PROVIDED INFORMATION.
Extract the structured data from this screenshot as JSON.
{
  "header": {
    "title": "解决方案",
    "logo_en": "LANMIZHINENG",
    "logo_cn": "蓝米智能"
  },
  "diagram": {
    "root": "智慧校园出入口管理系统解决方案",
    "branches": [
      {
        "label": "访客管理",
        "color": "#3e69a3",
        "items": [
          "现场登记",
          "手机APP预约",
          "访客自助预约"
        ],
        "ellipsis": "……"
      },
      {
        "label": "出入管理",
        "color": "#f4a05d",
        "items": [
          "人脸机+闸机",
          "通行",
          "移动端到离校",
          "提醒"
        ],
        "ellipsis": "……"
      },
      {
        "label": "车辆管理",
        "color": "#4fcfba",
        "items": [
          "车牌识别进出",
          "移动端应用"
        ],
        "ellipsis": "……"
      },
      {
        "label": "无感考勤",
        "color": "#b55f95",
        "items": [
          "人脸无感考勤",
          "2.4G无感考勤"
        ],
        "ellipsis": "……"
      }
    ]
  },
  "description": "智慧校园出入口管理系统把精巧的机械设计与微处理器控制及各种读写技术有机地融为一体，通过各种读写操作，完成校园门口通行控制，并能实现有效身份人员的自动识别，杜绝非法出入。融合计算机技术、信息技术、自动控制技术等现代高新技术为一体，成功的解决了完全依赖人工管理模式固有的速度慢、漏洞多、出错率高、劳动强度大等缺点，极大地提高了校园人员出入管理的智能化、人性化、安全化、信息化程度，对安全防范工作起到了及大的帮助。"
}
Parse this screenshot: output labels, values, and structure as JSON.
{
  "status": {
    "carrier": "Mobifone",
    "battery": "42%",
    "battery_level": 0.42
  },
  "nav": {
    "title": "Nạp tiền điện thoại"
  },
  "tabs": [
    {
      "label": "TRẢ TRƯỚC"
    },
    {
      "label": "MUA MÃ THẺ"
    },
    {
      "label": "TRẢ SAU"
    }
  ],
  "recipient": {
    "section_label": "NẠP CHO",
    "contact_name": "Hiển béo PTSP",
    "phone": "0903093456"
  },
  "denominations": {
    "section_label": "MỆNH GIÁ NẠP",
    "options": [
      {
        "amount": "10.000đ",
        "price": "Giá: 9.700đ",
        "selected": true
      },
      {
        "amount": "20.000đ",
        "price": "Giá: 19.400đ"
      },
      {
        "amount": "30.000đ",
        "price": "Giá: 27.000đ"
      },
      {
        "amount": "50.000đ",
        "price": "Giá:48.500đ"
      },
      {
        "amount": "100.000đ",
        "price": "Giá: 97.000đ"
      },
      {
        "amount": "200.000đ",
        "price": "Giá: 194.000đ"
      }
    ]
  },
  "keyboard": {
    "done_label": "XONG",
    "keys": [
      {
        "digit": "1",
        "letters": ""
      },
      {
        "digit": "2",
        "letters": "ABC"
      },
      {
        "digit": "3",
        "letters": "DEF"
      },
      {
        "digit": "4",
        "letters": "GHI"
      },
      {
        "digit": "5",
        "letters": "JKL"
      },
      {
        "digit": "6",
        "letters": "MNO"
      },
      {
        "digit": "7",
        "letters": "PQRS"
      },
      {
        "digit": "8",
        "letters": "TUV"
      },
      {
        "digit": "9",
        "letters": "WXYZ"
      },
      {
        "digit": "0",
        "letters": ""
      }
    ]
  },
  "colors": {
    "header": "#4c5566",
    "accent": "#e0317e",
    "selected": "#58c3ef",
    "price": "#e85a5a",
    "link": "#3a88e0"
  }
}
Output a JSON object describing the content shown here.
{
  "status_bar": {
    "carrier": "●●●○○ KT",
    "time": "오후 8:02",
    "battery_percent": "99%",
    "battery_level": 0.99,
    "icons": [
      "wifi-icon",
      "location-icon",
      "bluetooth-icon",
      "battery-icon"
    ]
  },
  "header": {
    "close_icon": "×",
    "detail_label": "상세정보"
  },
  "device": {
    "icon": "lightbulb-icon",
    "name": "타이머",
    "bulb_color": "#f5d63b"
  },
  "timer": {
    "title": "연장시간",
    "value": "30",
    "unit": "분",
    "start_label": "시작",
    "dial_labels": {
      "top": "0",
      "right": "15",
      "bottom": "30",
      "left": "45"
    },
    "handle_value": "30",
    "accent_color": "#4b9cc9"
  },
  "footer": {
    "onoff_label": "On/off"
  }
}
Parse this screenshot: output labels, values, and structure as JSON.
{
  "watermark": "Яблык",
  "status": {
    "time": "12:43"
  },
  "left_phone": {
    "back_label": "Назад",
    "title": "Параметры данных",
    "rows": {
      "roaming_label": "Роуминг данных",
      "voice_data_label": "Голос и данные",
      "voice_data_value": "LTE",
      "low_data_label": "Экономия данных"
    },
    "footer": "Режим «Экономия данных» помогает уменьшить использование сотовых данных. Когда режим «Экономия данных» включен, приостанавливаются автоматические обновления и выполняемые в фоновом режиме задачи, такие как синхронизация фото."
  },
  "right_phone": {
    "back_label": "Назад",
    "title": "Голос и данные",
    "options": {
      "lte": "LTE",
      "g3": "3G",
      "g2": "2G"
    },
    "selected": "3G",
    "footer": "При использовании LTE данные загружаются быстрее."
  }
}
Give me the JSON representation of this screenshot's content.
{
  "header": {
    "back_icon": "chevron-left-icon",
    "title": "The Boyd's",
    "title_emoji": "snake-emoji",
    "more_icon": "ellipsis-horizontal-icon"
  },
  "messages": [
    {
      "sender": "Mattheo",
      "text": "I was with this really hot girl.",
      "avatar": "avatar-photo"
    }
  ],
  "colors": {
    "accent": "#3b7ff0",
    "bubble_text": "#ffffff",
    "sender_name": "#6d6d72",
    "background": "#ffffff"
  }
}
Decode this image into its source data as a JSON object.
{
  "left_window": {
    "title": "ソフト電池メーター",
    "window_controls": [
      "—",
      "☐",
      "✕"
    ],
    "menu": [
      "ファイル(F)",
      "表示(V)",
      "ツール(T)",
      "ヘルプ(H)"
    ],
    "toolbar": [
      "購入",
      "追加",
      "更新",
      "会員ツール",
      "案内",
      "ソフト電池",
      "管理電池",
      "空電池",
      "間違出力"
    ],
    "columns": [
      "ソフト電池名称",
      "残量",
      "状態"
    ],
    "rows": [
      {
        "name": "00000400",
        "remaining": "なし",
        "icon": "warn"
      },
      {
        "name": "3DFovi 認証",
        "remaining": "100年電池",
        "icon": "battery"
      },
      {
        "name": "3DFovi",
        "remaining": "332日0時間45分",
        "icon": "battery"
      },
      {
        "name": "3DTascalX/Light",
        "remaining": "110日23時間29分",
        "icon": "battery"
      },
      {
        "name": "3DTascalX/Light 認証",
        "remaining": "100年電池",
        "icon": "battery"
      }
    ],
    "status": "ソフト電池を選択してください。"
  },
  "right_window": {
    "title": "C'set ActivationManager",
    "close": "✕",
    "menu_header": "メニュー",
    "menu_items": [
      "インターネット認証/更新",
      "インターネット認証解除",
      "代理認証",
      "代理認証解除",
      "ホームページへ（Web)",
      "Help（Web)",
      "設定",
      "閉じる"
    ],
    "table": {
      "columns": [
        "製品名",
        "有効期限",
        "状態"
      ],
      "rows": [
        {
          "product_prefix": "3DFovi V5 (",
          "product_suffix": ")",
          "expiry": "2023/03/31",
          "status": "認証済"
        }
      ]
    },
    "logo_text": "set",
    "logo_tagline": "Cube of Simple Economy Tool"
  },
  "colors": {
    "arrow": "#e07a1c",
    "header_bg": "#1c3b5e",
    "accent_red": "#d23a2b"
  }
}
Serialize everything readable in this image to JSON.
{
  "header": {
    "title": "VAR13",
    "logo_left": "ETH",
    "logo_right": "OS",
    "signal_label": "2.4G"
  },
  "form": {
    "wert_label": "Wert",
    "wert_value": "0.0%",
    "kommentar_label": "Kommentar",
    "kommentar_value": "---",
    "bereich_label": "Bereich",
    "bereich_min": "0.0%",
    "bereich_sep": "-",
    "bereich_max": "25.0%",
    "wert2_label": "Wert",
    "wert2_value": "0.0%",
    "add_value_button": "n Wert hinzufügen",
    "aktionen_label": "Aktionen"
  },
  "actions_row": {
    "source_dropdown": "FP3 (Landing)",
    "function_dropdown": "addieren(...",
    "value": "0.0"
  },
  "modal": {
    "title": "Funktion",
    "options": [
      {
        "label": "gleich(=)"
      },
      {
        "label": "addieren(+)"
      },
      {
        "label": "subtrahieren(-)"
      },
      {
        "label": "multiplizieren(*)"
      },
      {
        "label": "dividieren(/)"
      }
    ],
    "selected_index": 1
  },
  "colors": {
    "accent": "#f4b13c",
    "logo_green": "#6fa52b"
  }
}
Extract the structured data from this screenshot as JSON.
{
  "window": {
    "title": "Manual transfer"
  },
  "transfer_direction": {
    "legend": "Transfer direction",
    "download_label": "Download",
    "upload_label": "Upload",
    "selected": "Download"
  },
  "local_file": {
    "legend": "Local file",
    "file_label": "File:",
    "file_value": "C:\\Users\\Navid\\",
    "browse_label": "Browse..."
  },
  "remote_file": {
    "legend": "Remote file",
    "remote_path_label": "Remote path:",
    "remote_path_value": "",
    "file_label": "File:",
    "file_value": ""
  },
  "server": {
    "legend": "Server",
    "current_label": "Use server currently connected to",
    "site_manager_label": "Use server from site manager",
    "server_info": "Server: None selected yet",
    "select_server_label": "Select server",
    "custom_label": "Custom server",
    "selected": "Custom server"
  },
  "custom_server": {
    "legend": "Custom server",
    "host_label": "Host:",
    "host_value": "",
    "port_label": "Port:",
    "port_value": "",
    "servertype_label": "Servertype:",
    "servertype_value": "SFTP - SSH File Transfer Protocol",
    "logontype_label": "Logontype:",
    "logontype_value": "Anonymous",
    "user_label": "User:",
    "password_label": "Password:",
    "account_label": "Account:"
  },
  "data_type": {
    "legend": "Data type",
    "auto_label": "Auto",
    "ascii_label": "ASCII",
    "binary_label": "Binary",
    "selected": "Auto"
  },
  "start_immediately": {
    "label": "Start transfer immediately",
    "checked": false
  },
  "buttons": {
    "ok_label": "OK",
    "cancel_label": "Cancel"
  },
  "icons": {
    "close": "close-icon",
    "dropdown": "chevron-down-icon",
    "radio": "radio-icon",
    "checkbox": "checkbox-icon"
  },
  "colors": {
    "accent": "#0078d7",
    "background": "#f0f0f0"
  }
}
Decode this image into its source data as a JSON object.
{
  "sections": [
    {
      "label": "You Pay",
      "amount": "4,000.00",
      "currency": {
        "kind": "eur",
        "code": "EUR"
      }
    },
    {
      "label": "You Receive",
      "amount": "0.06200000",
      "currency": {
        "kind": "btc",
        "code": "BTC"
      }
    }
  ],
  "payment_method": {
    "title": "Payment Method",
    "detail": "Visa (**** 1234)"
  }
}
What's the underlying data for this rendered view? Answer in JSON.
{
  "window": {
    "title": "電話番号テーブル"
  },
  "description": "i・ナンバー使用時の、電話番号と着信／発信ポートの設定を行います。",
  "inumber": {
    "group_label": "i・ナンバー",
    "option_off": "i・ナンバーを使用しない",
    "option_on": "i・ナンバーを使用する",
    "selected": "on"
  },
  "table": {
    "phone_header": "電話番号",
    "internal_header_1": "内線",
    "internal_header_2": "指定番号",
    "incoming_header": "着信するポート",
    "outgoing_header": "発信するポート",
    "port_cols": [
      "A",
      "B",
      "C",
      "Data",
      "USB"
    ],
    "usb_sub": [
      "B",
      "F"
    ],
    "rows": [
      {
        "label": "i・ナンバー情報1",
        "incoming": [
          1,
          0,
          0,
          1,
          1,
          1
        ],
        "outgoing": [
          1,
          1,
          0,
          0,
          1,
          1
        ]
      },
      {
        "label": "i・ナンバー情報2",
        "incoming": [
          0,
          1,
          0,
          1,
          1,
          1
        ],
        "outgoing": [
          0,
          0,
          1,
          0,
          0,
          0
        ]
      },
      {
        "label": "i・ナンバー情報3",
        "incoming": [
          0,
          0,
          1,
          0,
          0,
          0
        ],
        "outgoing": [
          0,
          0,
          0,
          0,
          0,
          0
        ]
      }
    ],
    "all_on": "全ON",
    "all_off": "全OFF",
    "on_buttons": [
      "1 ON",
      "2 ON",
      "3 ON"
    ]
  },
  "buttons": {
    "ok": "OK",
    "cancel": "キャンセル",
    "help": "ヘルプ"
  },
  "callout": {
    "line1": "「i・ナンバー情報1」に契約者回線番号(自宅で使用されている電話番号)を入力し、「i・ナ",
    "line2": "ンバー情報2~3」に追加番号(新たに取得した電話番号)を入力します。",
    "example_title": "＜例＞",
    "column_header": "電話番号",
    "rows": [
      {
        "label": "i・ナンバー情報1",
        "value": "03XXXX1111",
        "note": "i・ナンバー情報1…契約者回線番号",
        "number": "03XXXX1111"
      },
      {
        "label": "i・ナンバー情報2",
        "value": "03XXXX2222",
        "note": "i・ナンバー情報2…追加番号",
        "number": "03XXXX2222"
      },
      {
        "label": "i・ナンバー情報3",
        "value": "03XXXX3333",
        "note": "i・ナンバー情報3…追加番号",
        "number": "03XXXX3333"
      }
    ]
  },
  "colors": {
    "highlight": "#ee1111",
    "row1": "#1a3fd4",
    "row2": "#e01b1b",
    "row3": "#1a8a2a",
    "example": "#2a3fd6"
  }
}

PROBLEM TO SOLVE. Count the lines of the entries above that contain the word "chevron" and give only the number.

ANSWER BELOW. 2